Besides, the internal strengths, there are external factors that favour India.

Because China

India is frequently pitched as the “next China,” and that might be a reason why investors are so upbeat about the country’s long-term prospects. “Around 20 years ago China was at the same GDP as India is today. In these 20 years, China’s GDP has grown five times and India has the potential for similar growth,” Panjwani said.

While the sentiment had been around for some time, India is particularly gaining from the world’s rising dislike for China following the Covid-19 outbreak. For instance, around 200 US-based manufacturing firms are reportedly looking to shift their base to India from China.

In addition, given China’s walled gardens, it is not an option for many multinational firms. “The companies investing in India today are in any case not permitted to operate in China (Google, Facebook, and Amazon). So it is more to do with India’s potential than with diverting from China,” Panjawani said.

Besides, some say that these investments may fill the gaps in India’s economy, which takes away the degrowth-related fears in the long-term.
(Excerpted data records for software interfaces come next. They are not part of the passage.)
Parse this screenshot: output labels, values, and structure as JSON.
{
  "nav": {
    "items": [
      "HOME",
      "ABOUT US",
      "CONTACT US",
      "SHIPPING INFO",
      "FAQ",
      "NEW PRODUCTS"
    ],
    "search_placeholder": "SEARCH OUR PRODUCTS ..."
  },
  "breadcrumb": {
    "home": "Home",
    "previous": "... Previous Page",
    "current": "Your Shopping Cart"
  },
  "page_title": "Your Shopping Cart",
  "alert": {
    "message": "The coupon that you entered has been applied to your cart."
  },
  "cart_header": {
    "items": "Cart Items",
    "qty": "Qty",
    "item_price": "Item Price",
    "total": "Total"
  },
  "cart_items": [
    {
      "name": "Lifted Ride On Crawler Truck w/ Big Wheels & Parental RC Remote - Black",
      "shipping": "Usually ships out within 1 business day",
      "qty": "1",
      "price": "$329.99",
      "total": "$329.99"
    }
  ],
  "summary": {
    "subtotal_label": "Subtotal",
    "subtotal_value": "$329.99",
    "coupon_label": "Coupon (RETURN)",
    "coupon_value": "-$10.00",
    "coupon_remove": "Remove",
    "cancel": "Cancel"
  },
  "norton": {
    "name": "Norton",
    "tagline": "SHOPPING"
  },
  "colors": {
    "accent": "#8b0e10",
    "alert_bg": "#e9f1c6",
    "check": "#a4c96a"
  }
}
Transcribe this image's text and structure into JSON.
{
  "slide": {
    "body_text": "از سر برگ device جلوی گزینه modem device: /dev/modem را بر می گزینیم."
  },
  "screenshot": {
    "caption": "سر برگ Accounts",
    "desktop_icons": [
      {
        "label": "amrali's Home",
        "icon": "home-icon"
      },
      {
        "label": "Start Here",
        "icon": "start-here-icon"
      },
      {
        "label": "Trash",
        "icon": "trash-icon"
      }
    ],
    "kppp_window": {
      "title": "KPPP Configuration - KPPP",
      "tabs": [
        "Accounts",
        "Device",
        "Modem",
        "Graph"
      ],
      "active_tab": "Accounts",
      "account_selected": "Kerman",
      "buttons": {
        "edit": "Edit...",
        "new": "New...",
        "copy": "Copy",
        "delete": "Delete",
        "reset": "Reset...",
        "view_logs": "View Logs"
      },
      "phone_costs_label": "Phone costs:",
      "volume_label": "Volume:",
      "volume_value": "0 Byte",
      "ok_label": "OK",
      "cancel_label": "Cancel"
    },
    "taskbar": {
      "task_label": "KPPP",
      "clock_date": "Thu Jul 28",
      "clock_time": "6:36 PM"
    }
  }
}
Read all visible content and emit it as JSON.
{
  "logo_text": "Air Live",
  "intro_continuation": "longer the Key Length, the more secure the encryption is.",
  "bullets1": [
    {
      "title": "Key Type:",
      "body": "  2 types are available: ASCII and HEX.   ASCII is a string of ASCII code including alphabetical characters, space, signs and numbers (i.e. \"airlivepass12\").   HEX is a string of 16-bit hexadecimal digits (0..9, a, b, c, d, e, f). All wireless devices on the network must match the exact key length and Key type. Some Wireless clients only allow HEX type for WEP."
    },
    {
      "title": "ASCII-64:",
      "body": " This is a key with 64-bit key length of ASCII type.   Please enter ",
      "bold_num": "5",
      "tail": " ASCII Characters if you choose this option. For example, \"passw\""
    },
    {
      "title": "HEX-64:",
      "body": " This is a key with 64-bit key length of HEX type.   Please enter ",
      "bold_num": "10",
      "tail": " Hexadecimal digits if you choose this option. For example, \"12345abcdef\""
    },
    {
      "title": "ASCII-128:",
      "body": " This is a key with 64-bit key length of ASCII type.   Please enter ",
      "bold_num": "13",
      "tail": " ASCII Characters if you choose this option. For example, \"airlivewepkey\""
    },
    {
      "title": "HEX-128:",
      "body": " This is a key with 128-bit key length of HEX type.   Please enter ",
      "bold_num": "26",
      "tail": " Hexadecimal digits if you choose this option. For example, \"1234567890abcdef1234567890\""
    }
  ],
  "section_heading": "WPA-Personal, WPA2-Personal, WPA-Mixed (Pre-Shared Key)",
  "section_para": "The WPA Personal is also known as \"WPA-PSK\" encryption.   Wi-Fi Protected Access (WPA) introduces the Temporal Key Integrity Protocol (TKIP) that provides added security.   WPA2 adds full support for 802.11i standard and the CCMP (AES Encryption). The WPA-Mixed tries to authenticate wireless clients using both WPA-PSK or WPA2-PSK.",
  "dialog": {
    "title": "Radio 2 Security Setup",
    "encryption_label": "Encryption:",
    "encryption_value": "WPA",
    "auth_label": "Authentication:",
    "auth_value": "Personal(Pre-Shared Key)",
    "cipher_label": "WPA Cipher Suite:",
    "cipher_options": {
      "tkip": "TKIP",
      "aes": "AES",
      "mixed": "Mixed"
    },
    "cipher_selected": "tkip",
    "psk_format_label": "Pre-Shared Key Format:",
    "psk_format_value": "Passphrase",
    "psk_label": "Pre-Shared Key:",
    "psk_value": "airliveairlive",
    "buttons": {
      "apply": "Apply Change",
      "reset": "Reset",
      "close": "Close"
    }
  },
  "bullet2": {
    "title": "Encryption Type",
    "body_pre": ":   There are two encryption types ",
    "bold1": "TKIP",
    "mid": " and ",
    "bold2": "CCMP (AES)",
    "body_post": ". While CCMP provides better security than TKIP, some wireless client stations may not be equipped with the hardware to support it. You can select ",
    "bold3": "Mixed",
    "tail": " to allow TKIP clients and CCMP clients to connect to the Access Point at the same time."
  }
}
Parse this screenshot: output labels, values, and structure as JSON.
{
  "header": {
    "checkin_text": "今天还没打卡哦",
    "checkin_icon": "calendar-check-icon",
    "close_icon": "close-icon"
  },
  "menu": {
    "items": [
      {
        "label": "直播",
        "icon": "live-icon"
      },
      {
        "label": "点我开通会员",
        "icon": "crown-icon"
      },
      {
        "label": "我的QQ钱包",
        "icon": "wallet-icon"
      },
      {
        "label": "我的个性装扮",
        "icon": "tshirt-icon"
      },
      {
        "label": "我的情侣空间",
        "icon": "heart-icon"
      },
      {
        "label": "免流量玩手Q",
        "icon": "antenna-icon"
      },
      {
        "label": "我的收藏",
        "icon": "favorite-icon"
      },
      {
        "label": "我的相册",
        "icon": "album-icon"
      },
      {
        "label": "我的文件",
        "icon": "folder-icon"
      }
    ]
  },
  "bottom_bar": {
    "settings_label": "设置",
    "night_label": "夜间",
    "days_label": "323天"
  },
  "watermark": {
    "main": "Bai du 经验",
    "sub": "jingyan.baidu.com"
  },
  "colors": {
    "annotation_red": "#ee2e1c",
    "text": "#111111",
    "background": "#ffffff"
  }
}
A promising future

FDI provides resources to upgrade technology, infrastructure, and supply chains, which will, directly and indirectly, help the overall growth of the economy, said Shah of IntelliAssist.

Stronger digital infrastructure will also provide support to the country’s small and medium enterprises, which are the backbone of the country’s economy. “Sectors such as unorganised retail, telecom, technology hardware, along with education and finance in the form of ed-tech/fin-tech look likely to gain the most from such investments,” said Aviral Gupta, chief strategy officer of an experiential travel company Zostel.

However, there is a need for the Indian government to ensure that these investments don’t give foreign firms a free hand at exploiting the country’s resources. Among other things, Gupta said, the Indian government needs to put in place strong data protection laws to ensure the safety and security of its people. Such laws, he said, are essential also to ensure “keep tabs on the ever-growing influence of such firms on user data, which will be essential for healthy competition and provide opportunities for other Indian companies to grow and innovate.”